The West Bloomfield Police Department posted this image of Darryl recently.

The West Bloomfield Police Department posted this image of Darryl recently.

Photo provided by the West Bloomfield Police Department

Darryl the turkey sighted in West Bloomfield

By: Sherri Kolade | West Bloomfield Beacon | Published December 5, 2018


Darryl the turkey is a sight to see.

The full-bodied, plump turkey was spotted in West Bloomfield Township throughout the month of November and brought delight to many in the township and beyond, garnering thousands of comments on social media.    

After the West Bloomfield Police Department posted some light-hearted photos and captions on its Facebook page, a flood of comments came in, along with other forms of attention from the media and on social media.

“We’ve got a lot of positive (attention) from the media talking about Darryl, just light-hearted fun,” West Bloomfield Deputy Chief Curt Lawson said, adding that Darryl was named by police dispatchers, who initially started to hear about him over a month ago.

“This all started in the beginning of November. Our dispatchers were getting 30 calls a day in reference to Darryl walking into the roadway or standinding on side of the road.”

On Nov. 27 the Police Department posted that the township has received numerous calls about a turkey hanging out in the area of Middebelt Road, south of Walnut Lake Road.

“We have named him Darryl, and he wants everyone to know that he is fine.
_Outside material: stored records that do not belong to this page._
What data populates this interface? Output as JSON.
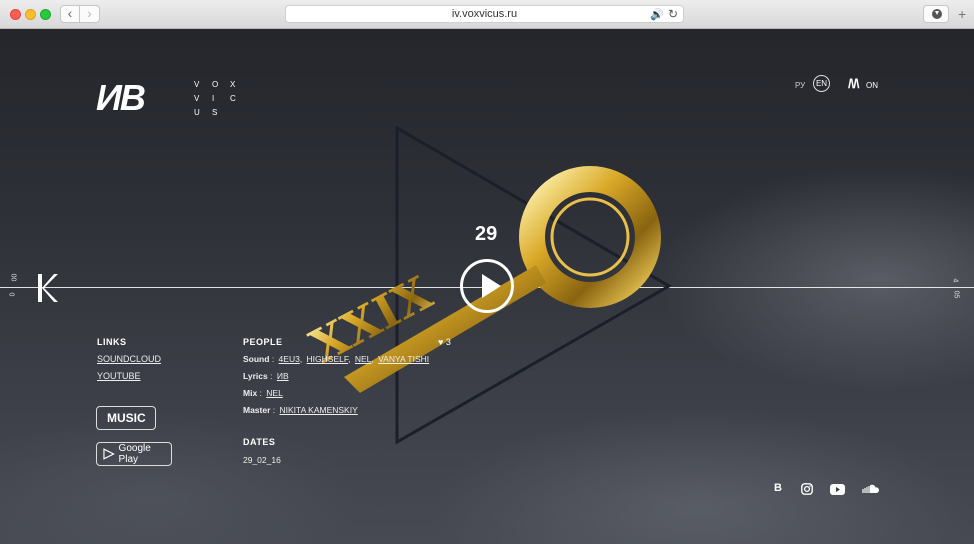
{
  "browser": {
    "url": "iv.voxvicus.ru",
    "back_glyph": "‹",
    "forward_glyph": "›",
    "new_tab_glyph": "+"
  },
  "brand": {
    "logo": "ИB",
    "vox_rows": [
      [
        "V",
        "O",
        "X"
      ],
      [
        "V",
        "I",
        "C"
      ],
      [
        "U",
        "S",
        ""
      ]
    ]
  },
  "language": {
    "ru": "РУ",
    "en": "EN"
  },
  "sound": {
    "wave": "/\\/\\",
    "state": "ON"
  },
  "timeline": {
    "left_top": "00",
    "left_bottom": "0",
    "right_top": "4",
    "right_bottom": "05"
  },
  "track": {
    "number": "29",
    "title_art": "XXIX",
    "likes": "3",
    "heart": "♥"
  },
  "links": {
    "heading": "LINKS",
    "items": [
      "SOUNDCLOUD",
      "YOUTUBE"
    ]
  },
  "stores": {
    "apple_music": "MUSIC",
    "apple_glyph": "",
    "google_play": "Google Play"
  },
  "people": {
    "heading": "PEOPLE",
    "rows": [
      {
        "role": "Sound",
        "names": [
          "4EU3",
          "HIGHSELF",
          "NEL",
          "VANYA TISHI"
        ]
      },
      {
        "role": "Lyrics",
        "names": [
          "ИB"
        ]
      },
      {
        "role": "Mix",
        "names": [
          "NEL"
        ]
      },
      {
        "role": "Master",
        "names": [
          "NIKITA KAMENSKIY"
        ]
      }
    ]
  },
  "dates": {
    "heading": "DATES",
    "value": "29_02_16"
  },
  "social": {
    "vk": "B"
  },
  "colors": {
    "accent_gold": "#c9a227",
    "background_top": "#24262c",
    "background_bottom": "#474a52"
  }
}
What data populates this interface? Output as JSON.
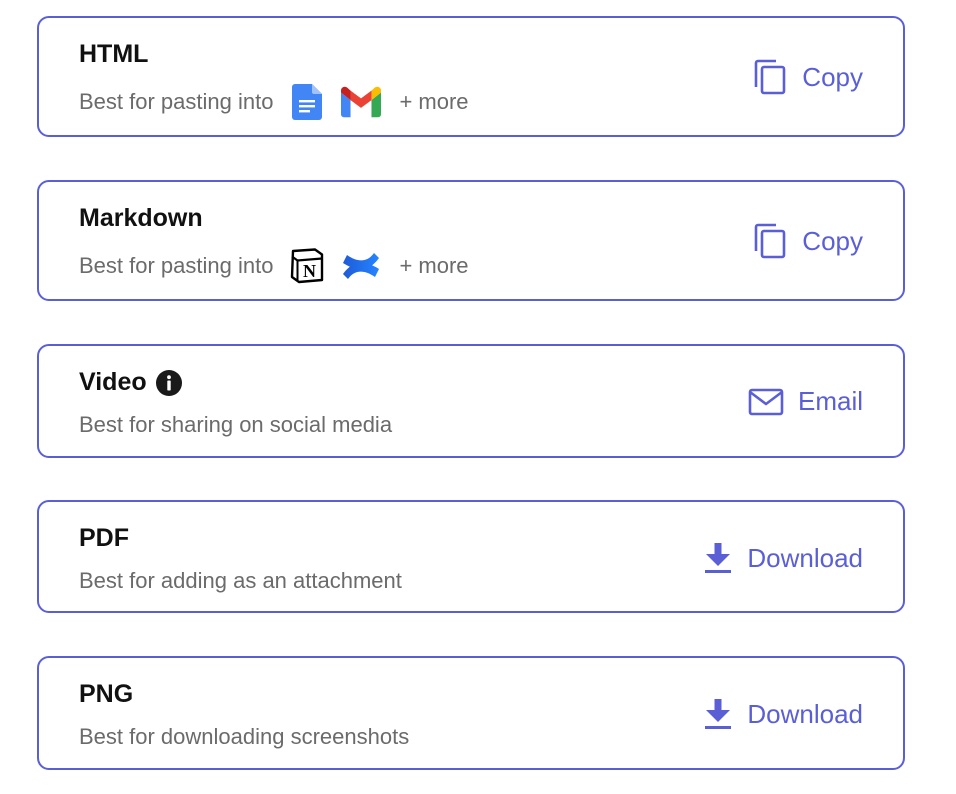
{
  "accent_color": "#5b5fd6",
  "desc_prefix": "Best for pasting into",
  "more_label": "+ more",
  "options": [
    {
      "title": "HTML",
      "apps": [
        "google-docs-icon",
        "gmail-icon"
      ],
      "action_label": "Copy",
      "action_icon": "copy-icon"
    },
    {
      "title": "Markdown",
      "apps": [
        "notion-icon",
        "confluence-icon"
      ],
      "action_label": "Copy",
      "action_icon": "copy-icon"
    },
    {
      "title": "Video",
      "title_icon": "info-icon",
      "description": "Best for sharing on social media",
      "action_label": "Email",
      "action_icon": "mail-icon"
    },
    {
      "title": "PDF",
      "description": "Best for adding as an attachment",
      "action_label": "Download",
      "action_icon": "download-icon"
    },
    {
      "title": "PNG",
      "description": "Best for downloading screenshots",
      "action_label": "Download",
      "action_icon": "download-icon"
    }
  ]
}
Watch your speed and keep off your phone, we don't want to injure our feathered friend,” the post reads.

Patrick Endres, a parks naturalist and nature camp administrator for the West Bloomfield Parks and Recreation Commission stated in an email that wild turkeys (Meleagris gallopavo) are an “amazing bird” and a success story for conservation.

“Wild turkeys are diurnal, or active during the day,” he said, adding that at night, they will fly into trees to protect themselves from predators.

Male turkeys are called “toms,” and females are called “hens.”

Endres said that wild turkeys’ diets consist of insects, grasses, nuts and berries.

“Their preferred habitat are mixed wood with adjacent open fields,” he said.

The Police Department posted a photo of Darryl on Facebooik Nov. 30 next to AMC’s “The Walking Dead” actor  Norman Reedus, who plays Daryl Dixon.

“Friday Fun Fact. Darryl the West Bloomfield Turkey is named after another famous Daryl. We added the extra “R” so you could tell them apart,” the post reads.

Lawson added that the Police Department has not seen Darryl as of late.

“We’ve put him — in a joking way — he’s been put in witness protection,” Lawson said, adding that Darryl has brought a lot of “great feedback and communication with the community.”

Some commenters said that Darryl should move to the north end of the township because there are over 12 turkeys who wander the neighborhoods around Hiller and Greer roads.

Another commenter said that Darryl has been hanging out on that corner for over two months. Sometimes he has a turkey friend with him.

One commenter called for Darryl to become the new township mascot.

On Nov. 27, a woman posted that she had an encounter with the bird, exiting her vehicle near Maple and Middlebelt roads to try to prevent him from getting hit by a car. She reportedly chased him around her car twice, and then others helped her shoo him across the road.

She added that before the traffic light had changed, Darryl was right back in the middle of traffic.

Endres said that wild turkeys are also known for being fast on the ground and in the air over short distances.

“They are able to reach speeds up to 55 mph,” he said. “During the late 1800s, wild turkeys were thought to be completely gone from the state due to unregulated hunting and habitat loss.”

Endres said that efforts to reintroduce these bird back to the state of Michigan date back to 1919 and continued into the 1980s.

“In 2014, the state Department of Natural Resources reported that wild turkeys are living in every county in the Lower Peninsula of Michigan and in some counties the Upper Peninsula.

“Turkeys (have been) seen in West Bloomfield and have been spotted in Drake Sports Park, West Bloomfield Woods Nature Preserve, and Marshbank Park,” he said. “Residents have also reported seeing turkeys near roadways on occasion. This may be due to them trying to move between habitats or searching for food.”

Darryl, of West Bloomfield, could not be reached for comment.

For more information about wild turkeys, go to